An Ontario Superior Court judge on Monday gave the green light to at least two lawsuits going ahead against Edward Lampert, his hedge fund and former directors of insolvent Sears Canada Inc.
The lawsuits, from the court-appointed monitor in Sears’s insolvency and a special litigation trustee, focus on a $509-million dividend the Toronto-based retailer paid to shareholders – including Mr. Lampert, his hedge fund and related firms – five years ago.
The monitor, FTI Consulting, argues Sears gave the nod to the 2013 dividend “through a materially deficient process that led to the diversion of significant liquidity to shareholders, largely benefiting insiders at the expense of creditors,” according to a document filed by the monitor. At the same time, Sears was proceeding “inevitably to an insolvent liquidation in which the substantial shortfalls to creditors are and should have been clear,” it says.
Mr. Lampert and his hedge fund were significant shareholders of Sears Canada at the time. By June, 2017, Sears got court protection from its creditors, owing them billions of dollars and putting about 16,000 employees out of work. In October of this year, U.S.-based Sears Holdings Corp., of which Mr. Lampert is chairman and former chief executive, got bankruptcy protection south of the border.
Now Sears Canada’s monitor and a litigation trustee are authorized to go after the $509-million from Mr. Lampert, his hedge fund, ESL Investments Inc., firms related to ESL and former Sears Canada directors, arguing the dividend crippled Sears’s ability to remain in business as a going concern while benefiting Mr. Lampert.
“It is the beginning of the war with Lampert,” Lou Brzezinski, a lawyer at Blaney McMurtry LLP, said in an interview after Monday’s hearing. He represents former Sears Hometown store operators, who have a separate class-action lawsuit against Mr. Lampert and his companies.

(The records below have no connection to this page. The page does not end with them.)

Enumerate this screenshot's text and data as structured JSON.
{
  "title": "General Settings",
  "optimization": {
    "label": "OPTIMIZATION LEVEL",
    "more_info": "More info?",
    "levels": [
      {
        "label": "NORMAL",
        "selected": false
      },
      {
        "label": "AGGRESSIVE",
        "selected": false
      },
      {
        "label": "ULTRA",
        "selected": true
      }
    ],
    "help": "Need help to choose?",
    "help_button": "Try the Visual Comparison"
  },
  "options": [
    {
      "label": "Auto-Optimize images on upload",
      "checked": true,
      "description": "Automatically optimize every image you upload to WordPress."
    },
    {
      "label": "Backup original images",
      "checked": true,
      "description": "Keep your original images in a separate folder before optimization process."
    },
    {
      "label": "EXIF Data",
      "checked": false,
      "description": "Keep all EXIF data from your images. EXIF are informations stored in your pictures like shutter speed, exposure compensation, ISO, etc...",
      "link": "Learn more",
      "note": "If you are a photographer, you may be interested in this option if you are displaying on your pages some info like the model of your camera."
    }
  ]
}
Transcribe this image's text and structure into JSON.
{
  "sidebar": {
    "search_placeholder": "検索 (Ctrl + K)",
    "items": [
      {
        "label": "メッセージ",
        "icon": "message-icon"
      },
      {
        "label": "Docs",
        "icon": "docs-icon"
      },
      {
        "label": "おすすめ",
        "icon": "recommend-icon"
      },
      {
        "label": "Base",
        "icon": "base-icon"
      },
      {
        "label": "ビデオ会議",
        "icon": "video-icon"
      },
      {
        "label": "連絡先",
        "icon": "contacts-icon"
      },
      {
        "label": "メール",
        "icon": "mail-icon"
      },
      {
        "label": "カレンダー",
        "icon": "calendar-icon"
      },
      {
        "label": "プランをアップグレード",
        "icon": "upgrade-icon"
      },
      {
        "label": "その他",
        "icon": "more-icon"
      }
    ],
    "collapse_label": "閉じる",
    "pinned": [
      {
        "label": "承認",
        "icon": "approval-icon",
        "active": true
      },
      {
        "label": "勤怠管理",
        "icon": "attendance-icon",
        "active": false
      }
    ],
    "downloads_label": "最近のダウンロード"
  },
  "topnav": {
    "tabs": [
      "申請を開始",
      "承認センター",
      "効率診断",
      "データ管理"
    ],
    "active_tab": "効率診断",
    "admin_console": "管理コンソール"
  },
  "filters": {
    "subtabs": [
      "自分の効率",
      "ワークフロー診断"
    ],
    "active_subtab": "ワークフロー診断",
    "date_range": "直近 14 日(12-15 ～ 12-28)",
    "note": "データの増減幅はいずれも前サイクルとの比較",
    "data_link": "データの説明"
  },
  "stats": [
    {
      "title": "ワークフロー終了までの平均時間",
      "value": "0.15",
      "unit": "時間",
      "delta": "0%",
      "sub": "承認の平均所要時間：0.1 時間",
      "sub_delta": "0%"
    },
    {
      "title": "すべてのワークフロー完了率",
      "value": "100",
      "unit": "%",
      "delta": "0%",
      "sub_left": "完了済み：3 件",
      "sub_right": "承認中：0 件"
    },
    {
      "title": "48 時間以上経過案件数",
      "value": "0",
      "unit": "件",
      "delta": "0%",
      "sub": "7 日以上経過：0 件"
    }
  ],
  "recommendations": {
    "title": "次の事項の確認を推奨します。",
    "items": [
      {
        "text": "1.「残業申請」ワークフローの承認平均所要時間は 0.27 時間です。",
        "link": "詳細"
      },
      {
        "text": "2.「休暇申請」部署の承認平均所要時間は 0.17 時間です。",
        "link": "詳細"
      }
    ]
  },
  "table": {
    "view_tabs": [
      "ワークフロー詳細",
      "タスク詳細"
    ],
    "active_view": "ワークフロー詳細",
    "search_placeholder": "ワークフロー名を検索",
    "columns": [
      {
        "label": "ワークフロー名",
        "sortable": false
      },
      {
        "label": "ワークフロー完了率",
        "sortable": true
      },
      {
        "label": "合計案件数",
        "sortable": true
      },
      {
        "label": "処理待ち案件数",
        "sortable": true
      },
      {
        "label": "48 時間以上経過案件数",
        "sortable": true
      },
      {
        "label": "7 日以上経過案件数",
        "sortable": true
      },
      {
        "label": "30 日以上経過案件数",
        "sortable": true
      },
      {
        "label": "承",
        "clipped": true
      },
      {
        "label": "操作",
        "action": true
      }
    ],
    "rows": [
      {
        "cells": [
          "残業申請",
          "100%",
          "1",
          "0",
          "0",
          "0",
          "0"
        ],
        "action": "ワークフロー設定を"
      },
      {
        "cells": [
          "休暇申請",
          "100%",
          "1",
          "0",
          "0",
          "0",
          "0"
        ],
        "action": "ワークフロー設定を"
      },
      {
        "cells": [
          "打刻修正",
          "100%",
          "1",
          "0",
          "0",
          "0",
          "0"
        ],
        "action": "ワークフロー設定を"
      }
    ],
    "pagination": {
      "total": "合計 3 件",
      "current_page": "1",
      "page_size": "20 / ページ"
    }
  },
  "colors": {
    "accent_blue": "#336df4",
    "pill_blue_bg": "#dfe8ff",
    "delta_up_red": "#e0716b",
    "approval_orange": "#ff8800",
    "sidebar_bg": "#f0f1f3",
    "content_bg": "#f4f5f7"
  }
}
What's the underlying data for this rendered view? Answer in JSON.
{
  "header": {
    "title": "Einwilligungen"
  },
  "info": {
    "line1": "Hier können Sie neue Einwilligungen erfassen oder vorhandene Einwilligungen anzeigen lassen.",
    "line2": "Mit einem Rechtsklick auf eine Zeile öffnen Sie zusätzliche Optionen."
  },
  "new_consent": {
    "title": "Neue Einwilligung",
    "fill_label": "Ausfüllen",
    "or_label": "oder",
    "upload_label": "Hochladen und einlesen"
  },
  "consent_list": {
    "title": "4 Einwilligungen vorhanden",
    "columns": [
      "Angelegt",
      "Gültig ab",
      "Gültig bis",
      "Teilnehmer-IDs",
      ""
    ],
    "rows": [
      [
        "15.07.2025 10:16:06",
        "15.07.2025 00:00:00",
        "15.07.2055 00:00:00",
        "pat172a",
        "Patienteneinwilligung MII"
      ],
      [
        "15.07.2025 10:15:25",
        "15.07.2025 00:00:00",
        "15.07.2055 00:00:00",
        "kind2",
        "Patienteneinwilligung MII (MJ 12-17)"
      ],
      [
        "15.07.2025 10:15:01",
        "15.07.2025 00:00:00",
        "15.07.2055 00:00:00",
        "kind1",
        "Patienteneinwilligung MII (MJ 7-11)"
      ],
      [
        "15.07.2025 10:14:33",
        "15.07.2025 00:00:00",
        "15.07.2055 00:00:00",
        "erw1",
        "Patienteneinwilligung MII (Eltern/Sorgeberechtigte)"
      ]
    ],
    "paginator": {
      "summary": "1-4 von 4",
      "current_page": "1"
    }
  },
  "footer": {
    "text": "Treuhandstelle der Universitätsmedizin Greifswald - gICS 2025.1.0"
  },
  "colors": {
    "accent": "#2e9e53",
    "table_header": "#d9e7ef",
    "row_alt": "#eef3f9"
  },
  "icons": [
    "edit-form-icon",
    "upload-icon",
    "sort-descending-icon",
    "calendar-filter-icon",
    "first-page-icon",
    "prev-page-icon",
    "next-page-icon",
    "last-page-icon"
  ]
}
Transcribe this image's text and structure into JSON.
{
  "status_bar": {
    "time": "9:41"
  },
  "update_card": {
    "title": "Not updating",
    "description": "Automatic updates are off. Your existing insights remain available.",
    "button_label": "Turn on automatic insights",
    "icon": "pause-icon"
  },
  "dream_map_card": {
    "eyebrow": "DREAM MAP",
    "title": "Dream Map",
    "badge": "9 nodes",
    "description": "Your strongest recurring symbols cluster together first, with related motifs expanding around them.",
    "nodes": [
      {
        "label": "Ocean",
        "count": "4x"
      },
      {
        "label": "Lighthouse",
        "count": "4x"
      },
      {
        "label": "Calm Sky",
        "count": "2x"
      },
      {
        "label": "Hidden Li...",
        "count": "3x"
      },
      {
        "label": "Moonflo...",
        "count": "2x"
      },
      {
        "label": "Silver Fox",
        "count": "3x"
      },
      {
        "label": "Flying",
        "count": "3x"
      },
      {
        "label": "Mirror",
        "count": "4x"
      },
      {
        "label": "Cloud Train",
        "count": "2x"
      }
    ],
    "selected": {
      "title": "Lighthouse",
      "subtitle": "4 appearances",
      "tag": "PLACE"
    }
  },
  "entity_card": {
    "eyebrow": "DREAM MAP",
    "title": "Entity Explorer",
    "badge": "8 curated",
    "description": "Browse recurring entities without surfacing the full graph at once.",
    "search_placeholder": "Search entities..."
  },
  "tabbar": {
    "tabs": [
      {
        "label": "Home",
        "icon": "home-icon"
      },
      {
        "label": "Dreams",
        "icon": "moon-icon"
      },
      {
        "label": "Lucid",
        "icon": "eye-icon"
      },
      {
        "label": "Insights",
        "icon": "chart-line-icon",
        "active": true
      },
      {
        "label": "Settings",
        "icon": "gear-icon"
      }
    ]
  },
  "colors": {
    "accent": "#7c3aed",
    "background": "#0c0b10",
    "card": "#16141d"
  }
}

If the latest lawsuits are successful, the recovery of the dividend or part of it could help pay back Sears Canada unsecured creditors, including pensioners. They found out last week their representatives came to a tentative settlement with the monitor for an estimated $48-million for the retirees, whose pension has a $260-million wind-up deficit.
Over all, Sears Canada’s unsecured creditors can now expect to recover 7.4 cents on the dollar of their roughly $2-billion of claims, court documents suggest.
While Judge Glenn Hainey on Monday allowed the lawsuits to proceed, lawyers for Mr. Lampert and former directors said they would vigorously fight the claims. And they deny the allegations against them.
Mr. Lampert’s lawyers say after Sears Canada paid the $509-million dividend in late 2013, the retailer still had $513.8-million of cash remaining – an amount greater than its cash on hand after a $101-million dividend payment a year earlier that is not being challenged, filings say. And the ESL firms paid about US$168.5-million for an additional equity interest in Sears Canada in October, 2014, they say.
Andrew Hatnay, a lawyer at Koskie Minsky LLP who represents pensioners, said in an interview that other parties, including the pension administrator, are also considering launching lawsuits against Mr. Lampert and his companies and former directors.
Ken Eady, a Sears Canada retiree, said in an interview he’s pleased the court authorized the lawsuits to go ahead “but there’s still a long road ahead. These things take time.”